Receiver settings vary, but you should be able to find this choice under something titled DSP Settings or something similar. Again, experiment with various settings to see if it makes a difference. You can always test a source that you know is capable of full surround sound to see if your receiver or speaker is the issue.

Home Theater: Staticky Speakers

Static is almost often an indication of a problem with the speaker connection. A wire may have become dislodged from its original place, and all that is needed is for you to wiggle it back in. Is the problem still not resolved? To further investigate the staticky speakers, we need to know if the static presents all the time or sometimes? If so, what exactly are they? Changing out different sources is a smart way to narrow down your choices.

If you’re using a Blu-ray player, try a different one or watch something on a streaming service and see if the static repeats itself. The process of elimination should assist you in determining which component of your system is causing the issue. If you use a power amplifier with your receiver, you can discover that the problem is with the link there, which is much more common than you would expect.

In the end, dealing with static is almost always a problem with a loose link, and once you know where it is, it’s pretty simple to repair. Unless, horror of horrors, your speakers blew because they were mismatched with your amp. You should review this guide to ensure that this does not happen again.

Home Theater: No Bass

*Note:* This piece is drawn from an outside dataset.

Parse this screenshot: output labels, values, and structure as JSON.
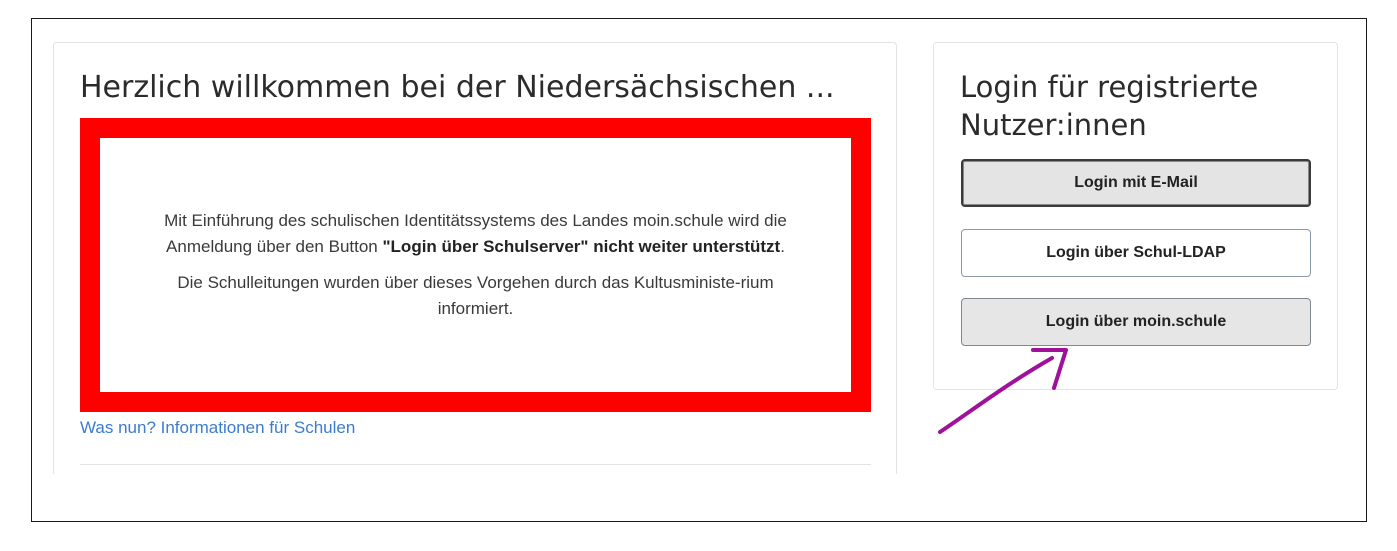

Check out the frequency settings if your home theater has no bass. Setting your subwoofer’s crossover will also make a significant difference in how your bass is viewed. Begin at 80Hz and work your way up. If you still aren’t hearing bass in your surround system, it may be a connection issue. When interacting with subwoofers, there are a few things to keep in mind. Traditionally, the most popular locations for a subwoofer are in a room corner, away from the walls. 

Contact Specialized Audio and Video

As you can see, there are quite a few home theater problems. One way to avoid all of these problems is by hiring a professional audio and video company. DIY audio and video usually end up taking more of your time and money. Specialized AV in Sacramento is happy to help with your audio and video services. Give us a call today for a free consultation on our home theater design.